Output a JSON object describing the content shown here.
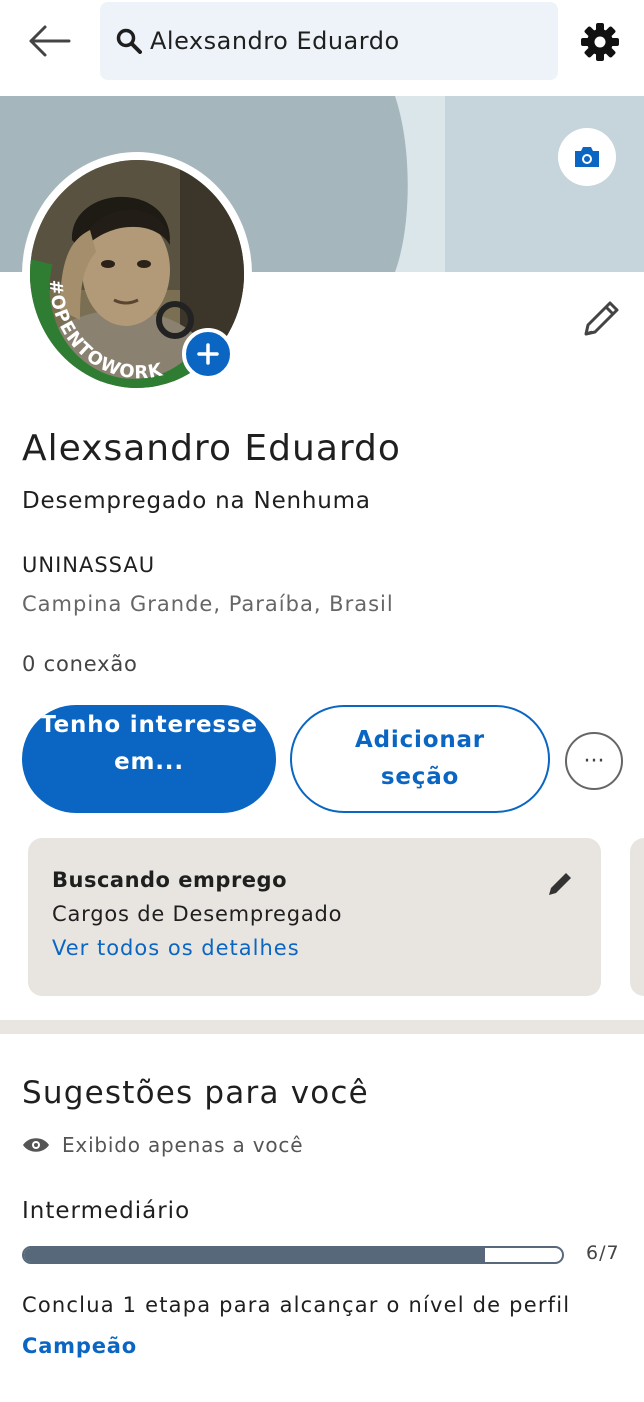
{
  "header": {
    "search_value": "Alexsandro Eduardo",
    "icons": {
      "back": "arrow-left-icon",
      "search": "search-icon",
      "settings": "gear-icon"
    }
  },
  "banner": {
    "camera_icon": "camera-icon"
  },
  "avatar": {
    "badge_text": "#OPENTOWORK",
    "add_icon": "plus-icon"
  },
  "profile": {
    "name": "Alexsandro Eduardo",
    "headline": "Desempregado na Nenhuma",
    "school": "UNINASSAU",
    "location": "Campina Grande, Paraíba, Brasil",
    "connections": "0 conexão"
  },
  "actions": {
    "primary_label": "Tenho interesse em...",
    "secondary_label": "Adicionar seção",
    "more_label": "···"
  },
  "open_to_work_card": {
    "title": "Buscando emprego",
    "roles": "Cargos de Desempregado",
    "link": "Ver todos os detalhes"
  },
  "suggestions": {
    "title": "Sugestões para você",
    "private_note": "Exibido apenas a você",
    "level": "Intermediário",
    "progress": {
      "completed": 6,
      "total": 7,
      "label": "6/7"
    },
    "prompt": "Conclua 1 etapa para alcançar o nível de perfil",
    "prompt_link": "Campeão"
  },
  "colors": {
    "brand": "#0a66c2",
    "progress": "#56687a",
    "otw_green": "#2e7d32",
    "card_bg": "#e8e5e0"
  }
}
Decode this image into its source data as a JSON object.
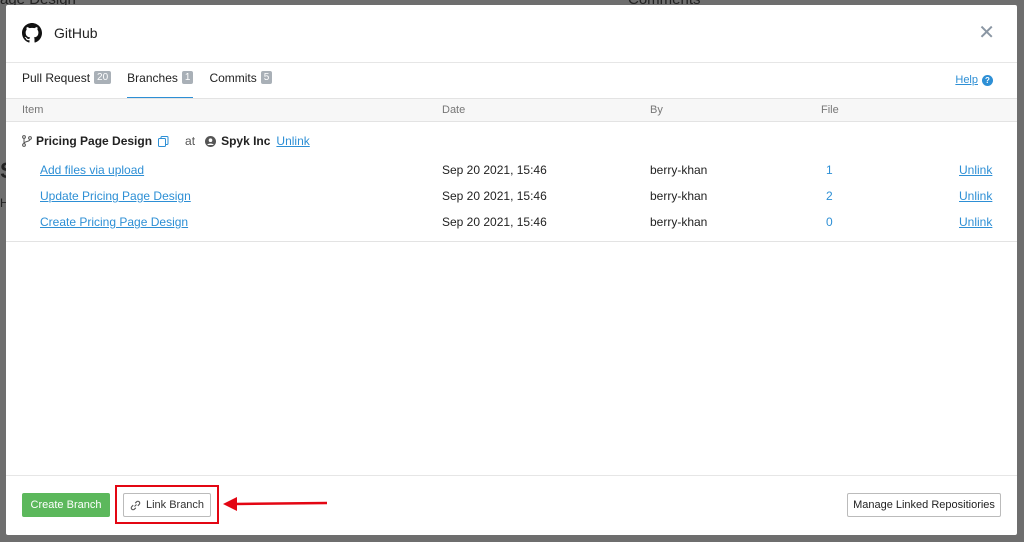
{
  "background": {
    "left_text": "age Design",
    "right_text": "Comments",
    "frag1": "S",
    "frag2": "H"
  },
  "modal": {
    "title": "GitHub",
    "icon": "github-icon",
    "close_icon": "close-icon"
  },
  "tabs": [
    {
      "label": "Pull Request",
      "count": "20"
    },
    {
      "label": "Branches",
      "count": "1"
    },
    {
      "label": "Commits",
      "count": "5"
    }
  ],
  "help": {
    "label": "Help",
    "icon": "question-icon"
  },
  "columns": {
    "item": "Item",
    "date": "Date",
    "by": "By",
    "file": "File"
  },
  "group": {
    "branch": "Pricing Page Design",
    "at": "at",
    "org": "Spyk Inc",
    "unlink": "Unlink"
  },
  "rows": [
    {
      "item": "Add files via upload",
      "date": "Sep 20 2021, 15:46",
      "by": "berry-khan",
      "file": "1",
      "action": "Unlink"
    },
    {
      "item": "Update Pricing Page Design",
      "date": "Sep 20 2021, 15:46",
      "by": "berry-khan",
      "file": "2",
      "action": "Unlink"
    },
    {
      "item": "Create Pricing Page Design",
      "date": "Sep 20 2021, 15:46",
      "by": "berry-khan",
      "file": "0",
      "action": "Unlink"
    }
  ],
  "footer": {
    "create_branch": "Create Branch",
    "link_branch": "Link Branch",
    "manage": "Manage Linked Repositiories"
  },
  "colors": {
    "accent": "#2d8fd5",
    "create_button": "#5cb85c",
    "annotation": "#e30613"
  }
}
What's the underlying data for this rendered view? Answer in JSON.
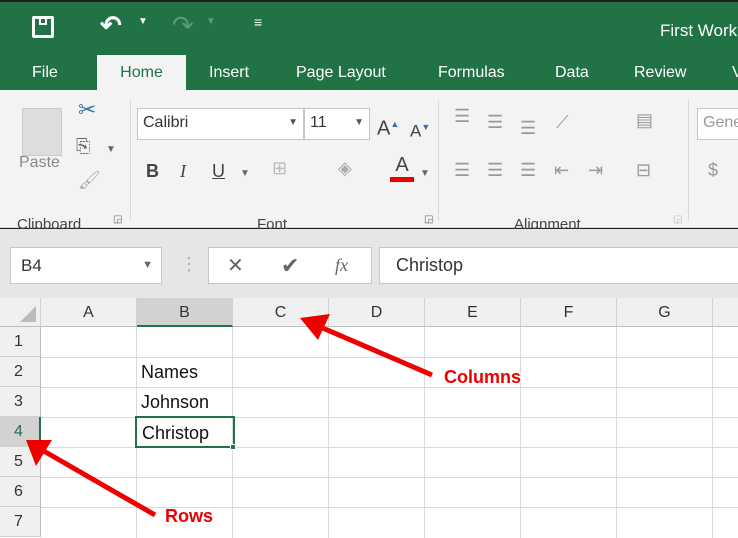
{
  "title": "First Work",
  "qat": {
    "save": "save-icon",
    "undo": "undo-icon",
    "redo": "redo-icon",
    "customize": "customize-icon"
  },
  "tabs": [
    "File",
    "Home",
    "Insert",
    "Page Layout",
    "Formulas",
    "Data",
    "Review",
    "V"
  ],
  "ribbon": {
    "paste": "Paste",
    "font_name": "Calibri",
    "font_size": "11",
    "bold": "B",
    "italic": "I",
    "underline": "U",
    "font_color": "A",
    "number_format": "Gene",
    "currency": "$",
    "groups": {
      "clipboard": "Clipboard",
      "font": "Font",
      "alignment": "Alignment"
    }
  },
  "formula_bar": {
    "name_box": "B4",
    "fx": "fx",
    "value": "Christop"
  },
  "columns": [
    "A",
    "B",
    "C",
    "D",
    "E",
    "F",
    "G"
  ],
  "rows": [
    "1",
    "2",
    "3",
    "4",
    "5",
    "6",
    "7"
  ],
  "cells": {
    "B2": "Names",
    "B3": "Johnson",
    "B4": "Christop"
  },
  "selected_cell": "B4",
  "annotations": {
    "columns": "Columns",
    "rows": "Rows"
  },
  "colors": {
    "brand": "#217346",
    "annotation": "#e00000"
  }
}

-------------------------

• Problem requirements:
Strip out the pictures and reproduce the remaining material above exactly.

• Written answer:
Output a JSON object describing the content shown here.
{
  "header": {
    "search_value": "Alexsandro Eduardo",
    "icons": {
      "back": "arrow-left-icon",
      "search": "search-icon",
      "settings": "gear-icon"
    }
  },
  "banner": {
    "camera_icon": "camera-icon"
  },
  "avatar": {
    "badge_text": "#OPENTOWORK",
    "add_icon": "plus-icon"
  },
  "profile": {
    "name": "Alexsandro Eduardo",
    "headline": "Desempregado na Nenhuma",
    "school": "UNINASSAU",
    "location": "Campina Grande, Paraíba, Brasil",
    "connections": "0 conexão"
  },
  "actions": {
    "primary_label": "Tenho interesse em...",
    "secondary_label": "Adicionar seção",
    "more_label": "···"
  },
  "open_to_work_card": {
    "title": "Buscando emprego",
    "roles": "Cargos de Desempregado",
    "link": "Ver todos os detalhes"
  },
  "suggestions": {
    "title": "Sugestões para você",
    "private_note": "Exibido apenas a você",
    "level": "Intermediário",
    "progress": {
      "completed": 6,
      "total": 7,
      "label": "6/7"
    },
    "prompt": "Conclua 1 etapa para alcançar o nível de perfil",
    "prompt_link": "Campeão"
  },
  "colors": {
    "brand": "#0a66c2",
    "progress": "#56687a",
    "otw_green": "#2e7d32",
    "card_bg": "#e8e5e0"
  }
}
Decode this image into its source data as a JSON object.
{
  "background": {
    "left_text": "age Design",
    "right_text": "Comments",
    "frag1": "S",
    "frag2": "H"
  },
  "modal": {
    "title": "GitHub",
    "icon": "github-icon",
    "close_icon": "close-icon"
  },
  "tabs": [
    {
      "label": "Pull Request",
      "count": "20"
    },
    {
      "label": "Branches",
      "count": "1"
    },
    {
      "label": "Commits",
      "count": "5"
    }
  ],
  "help": {
    "label": "Help",
    "icon": "question-icon"
  },
  "columns": {
    "item": "Item",
    "date": "Date",
    "by": "By",
    "file": "File"
  },
  "group": {
    "branch": "Pricing Page Design",
    "at": "at",
    "org": "Spyk Inc",
    "unlink": "Unlink"
  },
  "rows": [
    {
      "item": "Add files via upload",
      "date": "Sep 20 2021, 15:46",
      "by": "berry-khan",
      "file": "1",
      "action": "Unlink"
    },
    {
      "item": "Update Pricing Page Design",
      "date": "Sep 20 2021, 15:46",
      "by": "berry-khan",
      "file": "2",
      "action": "Unlink"
    },
    {
      "item": "Create Pricing Page Design",
      "date": "Sep 20 2021, 15:46",
      "by": "berry-khan",
      "file": "0",
      "action": "Unlink"
    }
  ],
  "footer": {
    "create_branch": "Create Branch",
    "link_branch": "Link Branch",
    "manage": "Manage Linked Repositiories"
  },
  "colors": {
    "accent": "#2d8fd5",
    "create_button": "#5cb85c",
    "annotation": "#e30613"
  }
}
What's the underlying data for this rendered view? Answer in JSON.
{
  "title": "First Work",
  "qat": {
    "save": "save-icon",
    "undo": "undo-icon",
    "redo": "redo-icon",
    "customize": "customize-icon"
  },
  "tabs": [
    "File",
    "Home",
    "Insert",
    "Page Layout",
    "Formulas",
    "Data",
    "Review",
    "V"
  ],
  "ribbon": {
    "paste": "Paste",
    "font_name": "Calibri",
    "font_size": "11",
    "bold": "B",
    "italic": "I",
    "underline": "U",
    "font_color": "A",
    "number_format": "Gene",
    "currency": "$",
    "groups": {
      "clipboard": "Clipboard",
      "font": "Font",
      "alignment": "Alignment"
    }
  },
  "formula_bar": {
    "name_box": "B4",
    "fx": "fx",
    "value": "Christop"
  },
  "columns": [
    "A",
    "B",
    "C",
    "D",
    "E",
    "F",
    "G"
  ],
  "rows": [
    "1",
    "2",
    "3",
    "4",
    "5",
    "6",
    "7"
  ],
  "cells": {
    "B2": "Names",
    "B3": "Johnson",
    "B4": "Christop"
  },
  "selected_cell": "B4",
  "annotations": {
    "columns": "Columns",
    "rows": "Rows"
  },
  "colors": {
    "brand": "#217346",
    "annotation": "#e00000"
  }
}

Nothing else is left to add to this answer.